Kevin and Polly Slater, having played a major role in taking the dogs North, the dogs’ Nansen sledge returned to their Mahoosuc Guide Service barn in Newry, Maine.

During a visit to Mahoosuc in the summer of 2015, Mark and Sue Hamilton, got to see the sledge being stored in the Slaters’ barn. Kevin had always been very keen that the sledge should find a good home in a museum or similar location where it could help to tell the story of the dogs. He lamented that to date no suitable place had been found. Given their involvement with the BAS doggy men via their website, The Fan Hitch, Mark and Sue had become friends with BAS veteran Bob Burton. They suggested to Kevin that Bob might be able to make a proper home for the Nansen happen.

There was talk of the sled returning South to one of the historic BAS bases, Stonington being an obvious possibility. However things became bogged down and the sledge continued to gather dust in Kevin’s barn.

It was in January 2020 during an expedition cruise ship staff change that Bob Burton and I got talking about the sledge.  Having recently become involved with the Royal Canadian Geographical Society (RCGS), it occurred to me that the Society’s new headquarters in Ottawa could be a suitable location especially as the Operation Tabarin dogs came from Canada and it was to their ancestral homeland that the last team returned after a sad period of unexplained culling of Inuit Dogs by the RCMP.  Subsequent discussions with BAS and in particular John Killingbeck indicated that the idea would be supported and that it would be a very appropriate location to help tell the story of the dogs in both the Antarctic and Arctic.

The RCGS and Kevin were very keen on the idea so all we had to do was make it happen. We are all grateful for hisguardianship housing the sledge since 1994. There were some delays while BAS formally handed ownership of the sledge to Kevin but that had the advantage that BAS Director Jane Francis was able to express her support for the project.  Once Kevin had clear title to the sledge he formally gifted it to the RCGS and we had it shipped to my home in Ontario.

The Nansen has just been off-loaded from the commercial carrier at my workshop.
Photo: John Wright

The Nansen sledge arrived from Kevin at the end of November. I gave it a light restoration which consisted of removing all the lash lines and tow line then giving it a good clean and a light coating of linseed oil. I made some “field” repairs to the handlebars and reinstated all the lines as they were when I received the sledge. No lashings have been replaced so it looks well used.

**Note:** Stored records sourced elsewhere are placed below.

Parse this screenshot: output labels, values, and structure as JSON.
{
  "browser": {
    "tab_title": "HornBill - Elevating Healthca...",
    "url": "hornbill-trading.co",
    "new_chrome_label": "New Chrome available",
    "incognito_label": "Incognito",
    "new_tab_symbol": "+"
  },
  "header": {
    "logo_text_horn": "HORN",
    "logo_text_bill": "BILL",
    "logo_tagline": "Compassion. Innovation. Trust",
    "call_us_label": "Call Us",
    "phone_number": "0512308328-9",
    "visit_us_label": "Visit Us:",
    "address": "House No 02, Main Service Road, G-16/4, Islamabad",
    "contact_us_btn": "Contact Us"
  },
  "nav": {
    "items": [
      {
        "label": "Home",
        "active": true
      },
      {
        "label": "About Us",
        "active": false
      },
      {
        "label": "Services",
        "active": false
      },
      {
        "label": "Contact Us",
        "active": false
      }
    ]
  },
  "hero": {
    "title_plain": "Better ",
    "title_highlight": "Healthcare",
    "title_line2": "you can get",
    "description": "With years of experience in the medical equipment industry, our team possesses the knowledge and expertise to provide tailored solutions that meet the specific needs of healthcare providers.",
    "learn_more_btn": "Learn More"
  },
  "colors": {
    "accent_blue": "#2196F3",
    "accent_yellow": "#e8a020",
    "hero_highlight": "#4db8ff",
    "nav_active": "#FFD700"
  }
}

On Thursday we wrapped the sledge in plastic to prevent a layer of Ontario winter road dirt adhering to the linseed oil, loaded it onto a flatbed trailer and took it to the RCGS headquarters in Ottawa where I handed it over to the very grateful and enthusiastic CEO John Geiger.

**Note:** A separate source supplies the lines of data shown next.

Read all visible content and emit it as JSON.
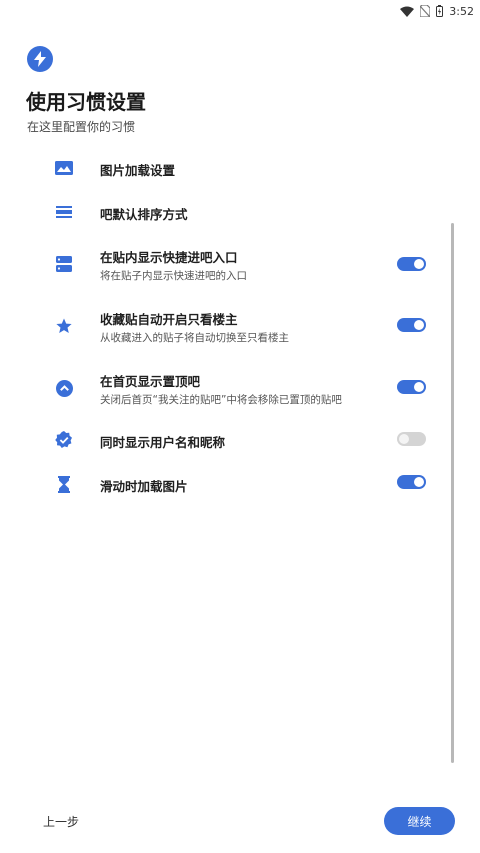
{
  "status_bar": {
    "time": "3:52",
    "icons": [
      "wifi-icon",
      "no-sim-icon",
      "battery-icon"
    ]
  },
  "header": {
    "icon": "lightning-icon",
    "title": "使用习惯设置",
    "subtitle": "在这里配置你的习惯"
  },
  "settings": [
    {
      "icon": "image-icon",
      "title": "图片加载设置",
      "desc": "",
      "toggle": null
    },
    {
      "icon": "sort-icon",
      "title": "吧默认排序方式",
      "desc": "",
      "toggle": null
    },
    {
      "icon": "storage-icon",
      "title": "在贴内显示快捷进吧入口",
      "desc": "将在贴子内显示快速进吧的入口",
      "toggle": true
    },
    {
      "icon": "star-icon",
      "title": "收藏贴自动开启只看楼主",
      "desc": "从收藏进入的贴子将自动切换至只看楼主",
      "toggle": true
    },
    {
      "icon": "arrow-up-circle-icon",
      "title": "在首页显示置顶吧",
      "desc": "关闭后首页“我关注的贴吧”中将会移除已置顶的贴吧",
      "toggle": true
    },
    {
      "icon": "verified-badge-icon",
      "title": "同时显示用户名和昵称",
      "desc": "",
      "toggle": false
    },
    {
      "icon": "hourglass-icon",
      "title": "滑动时加载图片",
      "desc": "",
      "toggle": true
    }
  ],
  "footer": {
    "back_label": "上一步",
    "continue_label": "继续"
  },
  "colors": {
    "accent": "#3a6fd8",
    "toggle_off": "#d4d4d4"
  }
}
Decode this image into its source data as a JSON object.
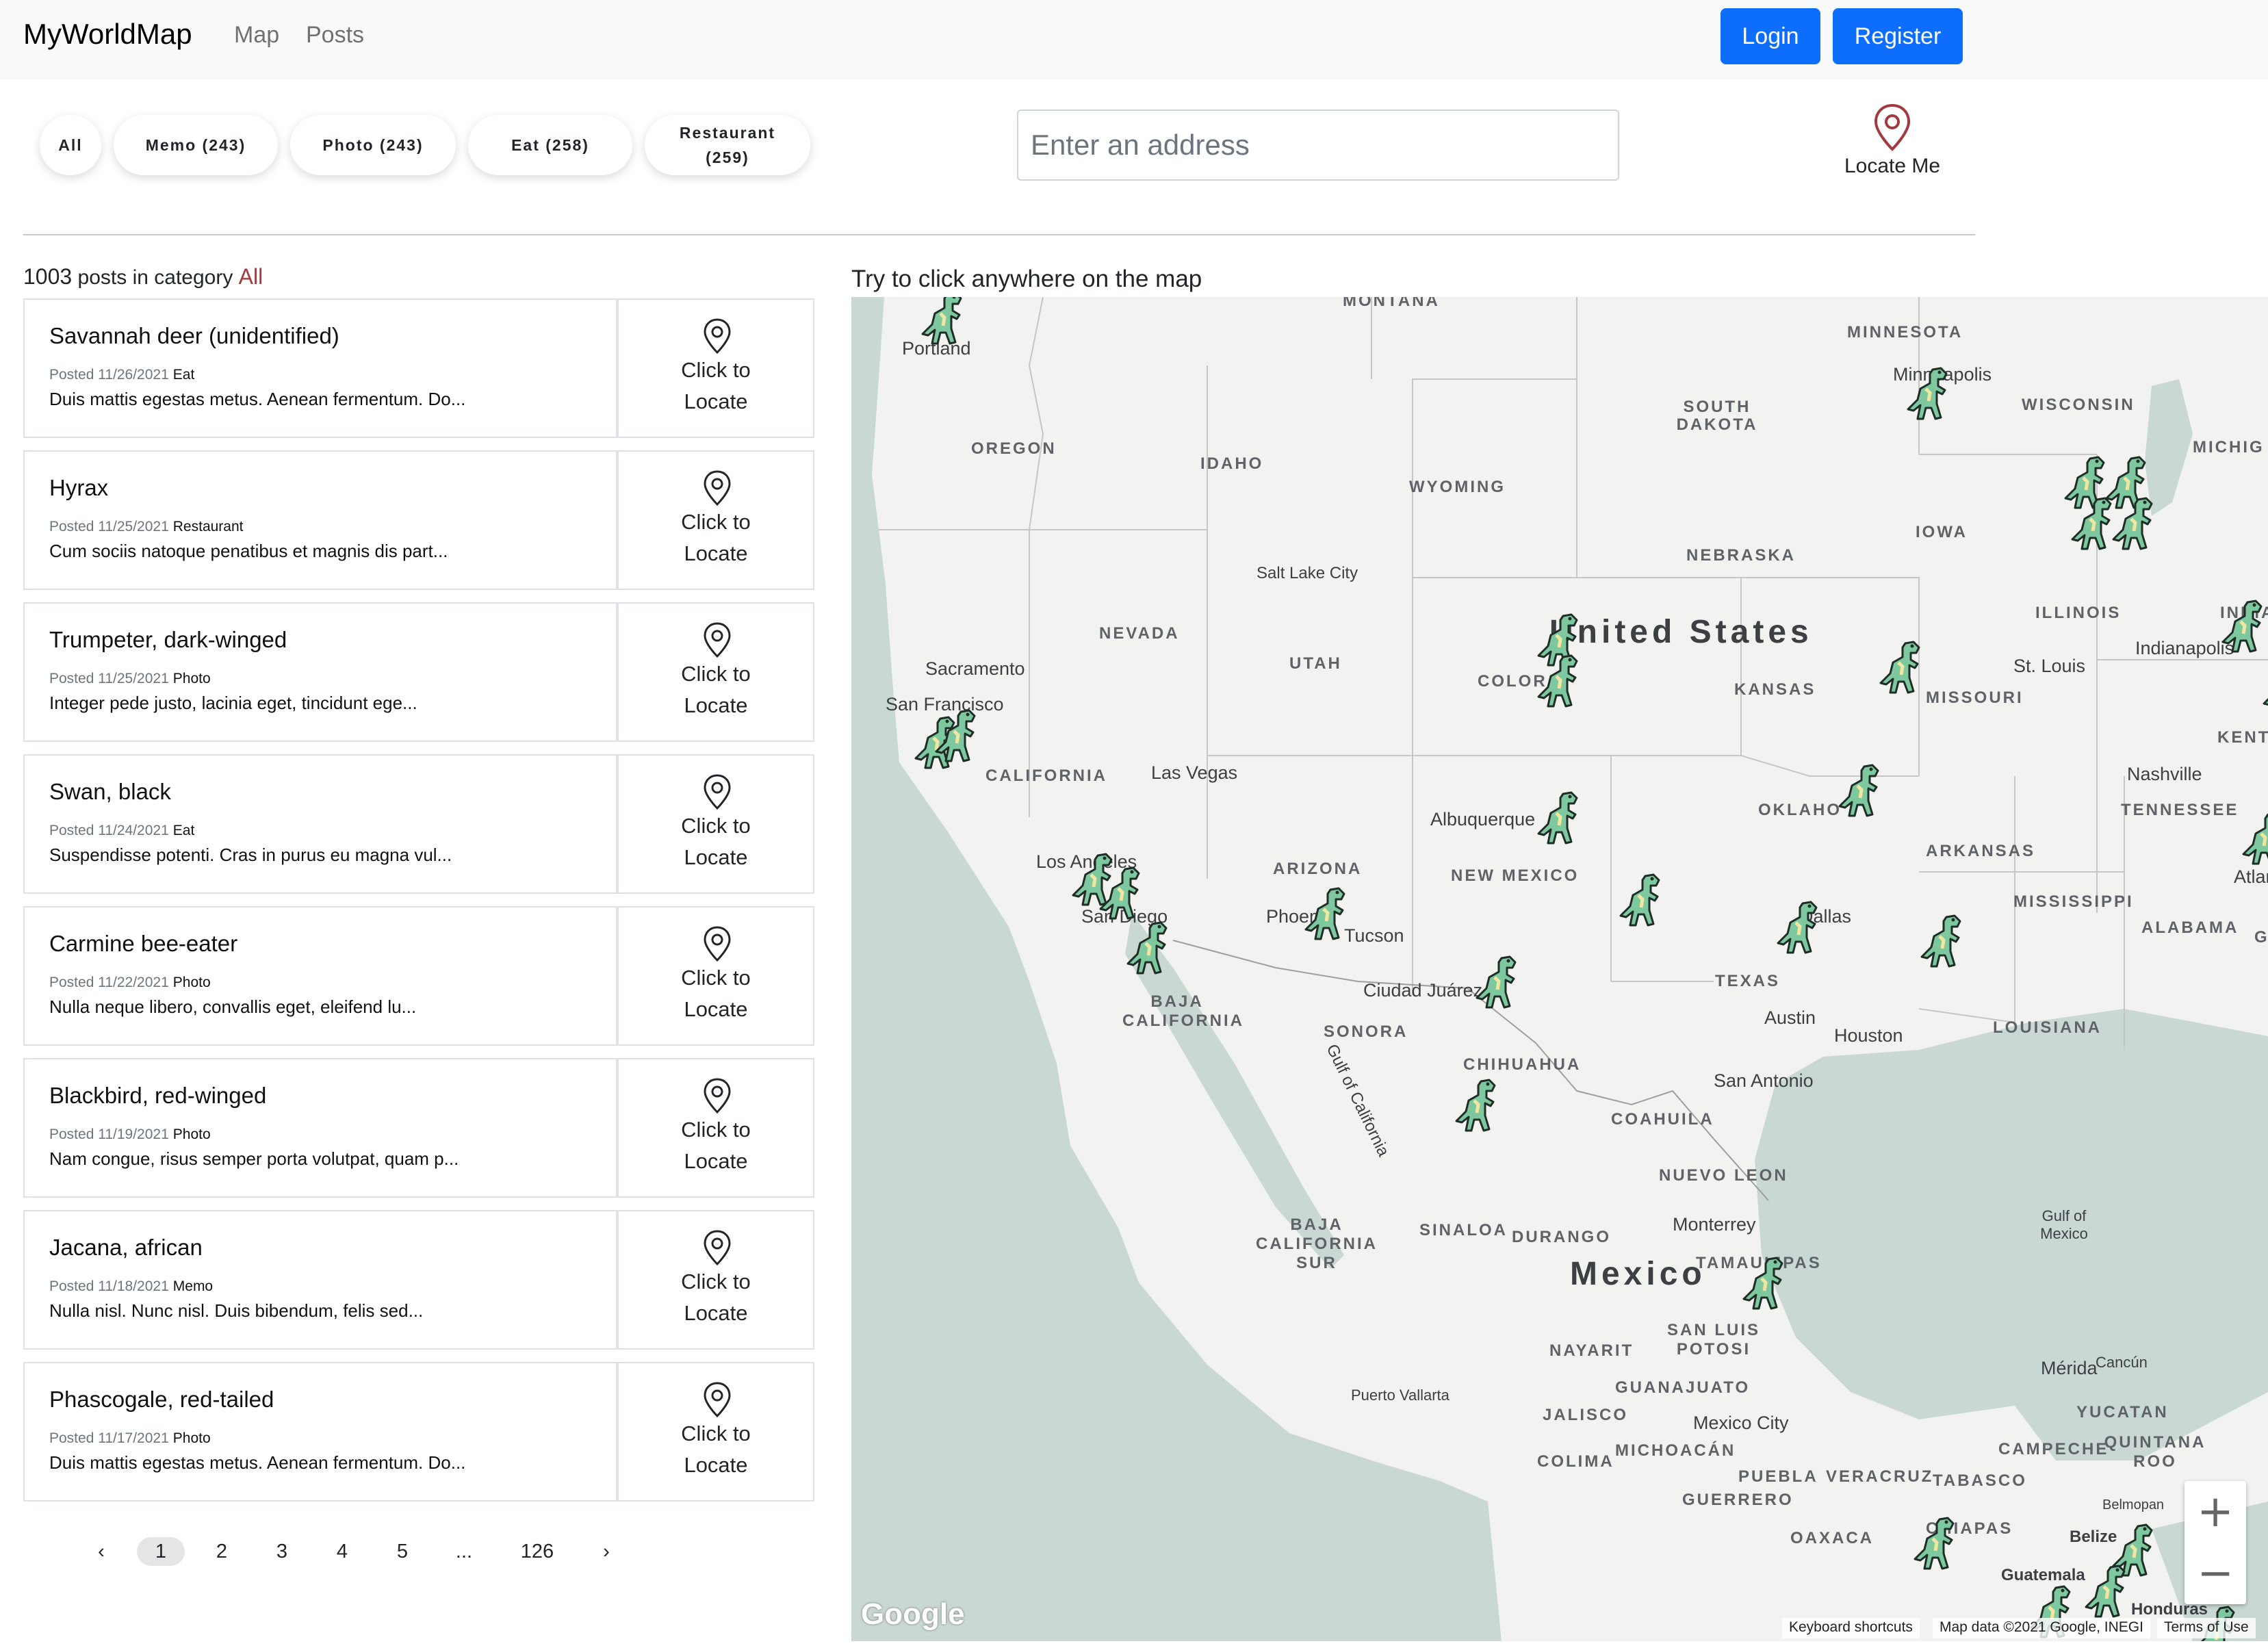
{
  "navbar": {
    "brand": "MyWorldMap",
    "links": [
      "Map",
      "Posts"
    ],
    "login": "Login",
    "register": "Register"
  },
  "filters": [
    {
      "label": "All"
    },
    {
      "label": "Memo (243)"
    },
    {
      "label": "Photo (243)"
    },
    {
      "label": "Eat (258)"
    },
    {
      "label": "Restaurant (259)"
    }
  ],
  "search": {
    "placeholder": "Enter an address"
  },
  "locate_me": "Locate Me",
  "summary": {
    "count": "1003",
    "text": "posts in category",
    "category": "All"
  },
  "map_hint": "Try to click anywhere on the map",
  "locate_label_1": "Click to",
  "locate_label_2": "Locate",
  "posts": [
    {
      "title": "Savannah deer (unidentified)",
      "posted": "Posted 11/26/2021",
      "category": "Eat",
      "desc": "Duis mattis egestas metus. Aenean fermentum. Do..."
    },
    {
      "title": "Hyrax",
      "posted": "Posted 11/25/2021",
      "category": "Restaurant",
      "desc": "Cum sociis natoque penatibus et magnis dis part..."
    },
    {
      "title": "Trumpeter, dark-winged",
      "posted": "Posted 11/25/2021",
      "category": "Photo",
      "desc": "Integer pede justo, lacinia eget, tincidunt ege..."
    },
    {
      "title": "Swan, black",
      "posted": "Posted 11/24/2021",
      "category": "Eat",
      "desc": "Suspendisse potenti. Cras in purus eu magna vul..."
    },
    {
      "title": "Carmine bee-eater",
      "posted": "Posted 11/22/2021",
      "category": "Photo",
      "desc": "Nulla neque libero, convallis eget, eleifend lu..."
    },
    {
      "title": "Blackbird, red-winged",
      "posted": "Posted 11/19/2021",
      "category": "Photo",
      "desc": "Nam congue, risus semper porta volutpat, quam p..."
    },
    {
      "title": "Jacana, african",
      "posted": "Posted 11/18/2021",
      "category": "Memo",
      "desc": "Nulla nisl. Nunc nisl. Duis bibendum, felis sed..."
    },
    {
      "title": "Phascogale, red-tailed",
      "posted": "Posted 11/17/2021",
      "category": "Photo",
      "desc": "Duis mattis egestas metus. Aenean fermentum. Do..."
    }
  ],
  "pagination": {
    "prev": "‹",
    "pages": [
      "1",
      "2",
      "3",
      "4",
      "5",
      "...",
      "126"
    ],
    "next": "›",
    "current": "1"
  },
  "map": {
    "countries": [
      "United States",
      "Mexico"
    ],
    "states": [
      "MONTANA",
      "MINNESOTA",
      "SOUTH DAKOTA",
      "WISCONSIN",
      "MICHIG",
      "OREGON",
      "IDAHO",
      "WYOMING",
      "IOWA",
      "NEBRASKA",
      "NEVADA",
      "UTAH",
      "COLORA",
      "ILLINOIS",
      "INDIA",
      "KANSAS",
      "MISSOURI",
      "KENTUC",
      "CALIFORNIA",
      "TENNESSEE",
      "OKLAHO",
      "ARKANSAS",
      "ARIZONA",
      "NEW MEXICO",
      "MISSISSIPPI",
      "ALABAMA",
      "G",
      "TEXAS",
      "LOUISIANA",
      "BAJA CALIFORNIA",
      "SONORA",
      "CHIHUAHUA",
      "COAHUILA",
      "NUEVO LEON",
      "BAJA CALIFORNIA SUR",
      "SINALOA",
      "DURANGO",
      "TAMAULIPAS",
      "SAN LUIS POTOSI",
      "NAYARIT",
      "GUANAJUATO",
      "JALISCO",
      "MICHOACÁN",
      "COLIMA",
      "PUEBLA",
      "VERACRUZ",
      "TABASCO",
      "GUERRERO",
      "OAXACA",
      "CHIAPAS",
      "YUCATAN",
      "CAMPECHE",
      "QUINTANA ROO"
    ],
    "cities": [
      "Portland",
      "Minneapolis",
      "Salt Lake City",
      "Sacramento",
      "San Francisco",
      "Las Vegas",
      "Los Angeles",
      "San Diego",
      "Phoenix",
      "Tucson",
      "Albuquerque",
      "Ciudad Juárez",
      "St. Louis",
      "Indianapolis",
      "Nashville",
      "Atlanta",
      "Dallas",
      "Austin",
      "Houston",
      "San Antonio",
      "Monterrey",
      "Puerto Vallarta",
      "Mexico City",
      "Mérida",
      "Cancún",
      "Belmopan",
      "Belize",
      "Guatemala",
      "Honduras"
    ],
    "water": [
      "Gulf of California",
      "Gulf of Mexico"
    ],
    "zoom_in": "+",
    "zoom_out": "−",
    "logo": "Google",
    "attribution": [
      "Keyboard shortcuts",
      "Map data ©2021 Google, INEGI",
      "Terms of Use"
    ],
    "colors": {
      "water": "#cad8d4",
      "land": "#f2f2f0",
      "border": "#bdbdbd",
      "dino_body": "#7ec8a0",
      "dino_outline": "#1f2d26"
    }
  }
}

Plans for the future include a permanent display featuring the sledge and telling the story of the dogs in the Antarctic, the sad episode of the culling of Inuit Dogs to the East of Hudson Bay, the journey of the BAS dogs to Inukjuak and the reestablishment of dog teams in that area.  

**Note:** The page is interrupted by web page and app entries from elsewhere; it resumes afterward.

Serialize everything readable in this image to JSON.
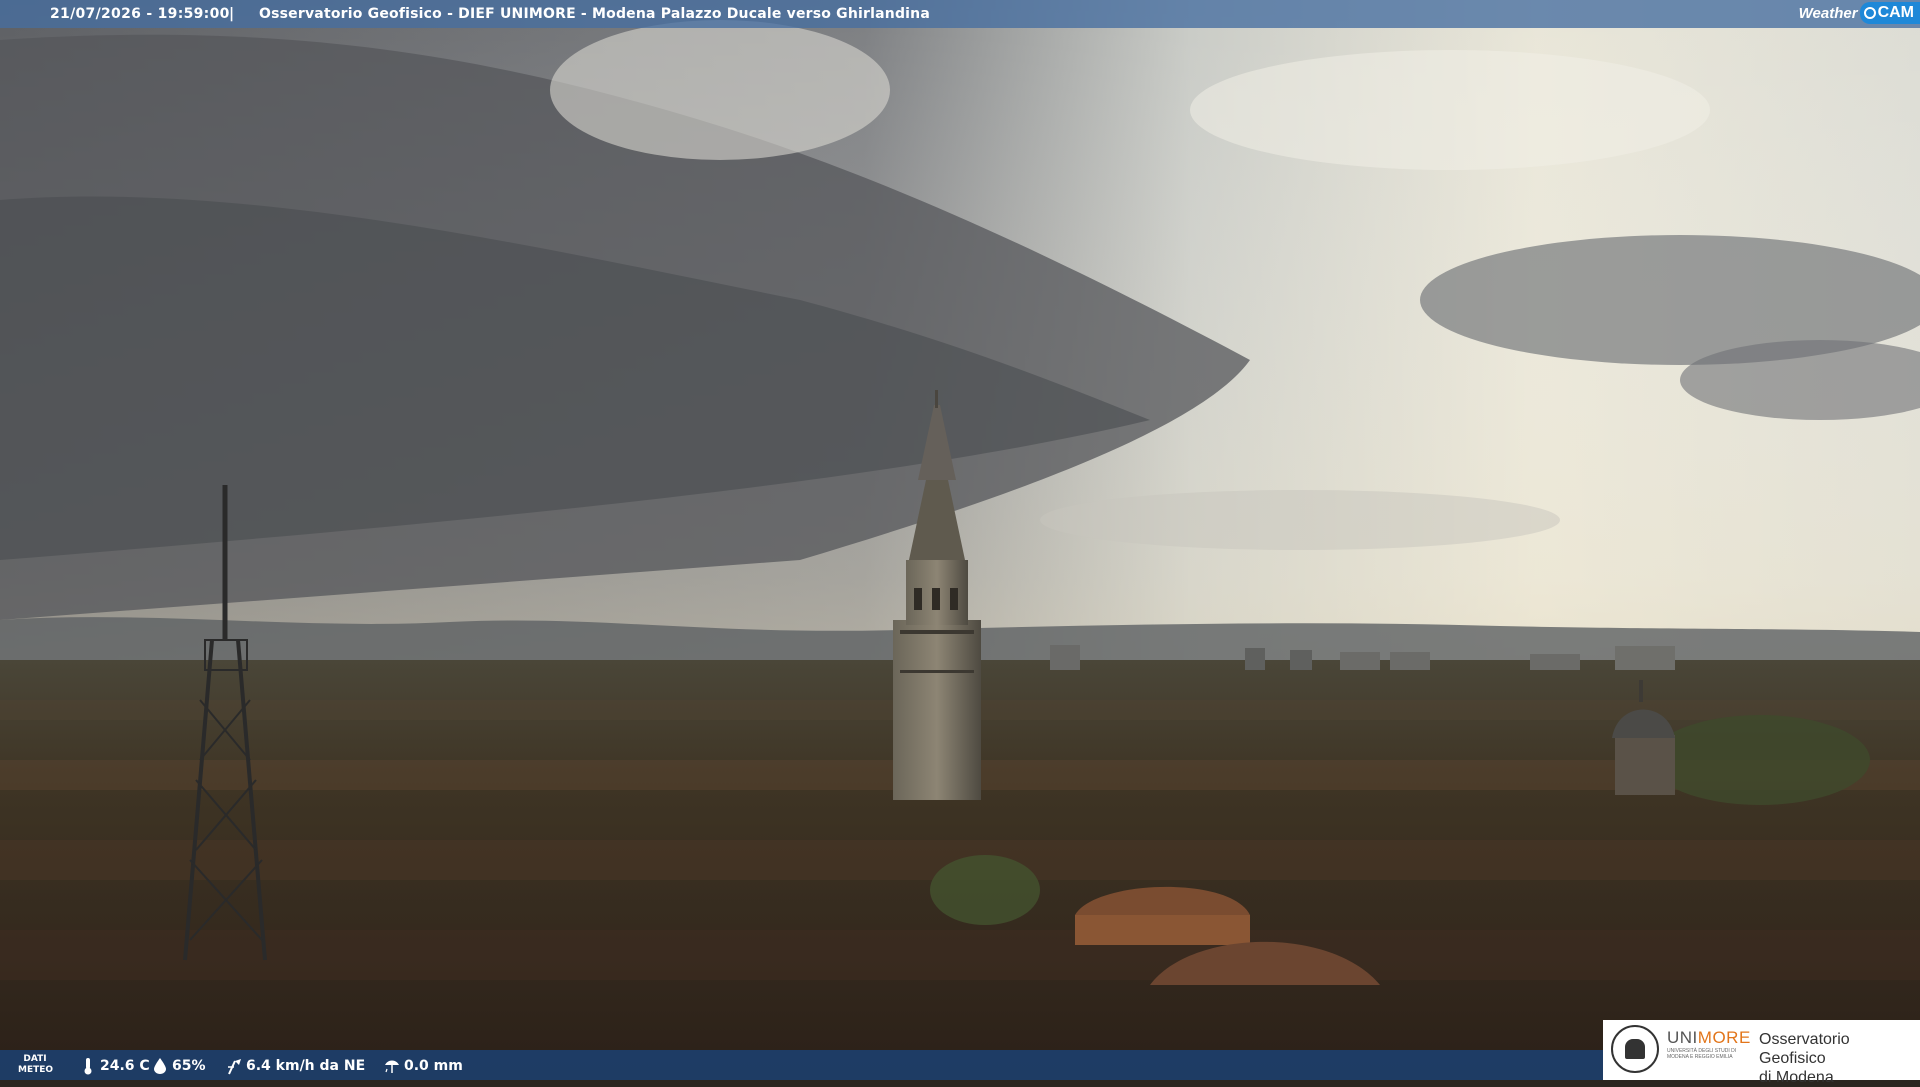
{
  "header": {
    "datetime": "21/07/2026 - 19:59:00",
    "separator": "|",
    "caption": "Osservatorio Geofisico - DIEF UNIMORE - Modena Palazzo Ducale verso Ghirlandina",
    "brand_weather": "Weather",
    "brand_cam": "CAM"
  },
  "weather": {
    "label_line1": "DATI",
    "label_line2": "METEO",
    "temperature": "24.6 C",
    "humidity": "65%",
    "wind": "6.4 km/h da NE",
    "rain": "0.0 mm",
    "icons": [
      "thermometer-icon",
      "drop-icon",
      "wind-icon",
      "rain-gauge-icon"
    ]
  },
  "logo": {
    "university": "UNIMORE",
    "university_prefix": "UNI",
    "university_suffix": "MORE",
    "university_sub": "UNIVERSITÀ DEGLI STUDI DI MODENA E REGGIO EMILIA",
    "observatory_line1": "Osservatorio Geofisico",
    "observatory_line2": "di Modena"
  },
  "colors": {
    "accent_orange": "#e2751a",
    "brand_blue": "#1e88d8"
  }
}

Once Covid is behind us there will be a lecture evening centred around the story of the sled and the dogs.  Perhaps a BAS Club Canada reunion could be centred around the events. This may be preceded by a day of activities for school children.

John Geiger (left) and myself with the sledge at the RCGS. Note

that you can just see Ken Hedges’ BTAE Nansen sledge on display in the background
Photo Courtesy of RCGS, Ottawa

Once he saw the sledge complete with one sledge box, John Geiger was very keen that we should try to display it with a load: boxes, P bags – or even a tent! etc. Clothing would also add to the display. Donations of these items are being sought

John “Youth” Wright, GA – Halley 1977, Belgrano 1978

Photo Courtesy of RCGS, Ottawa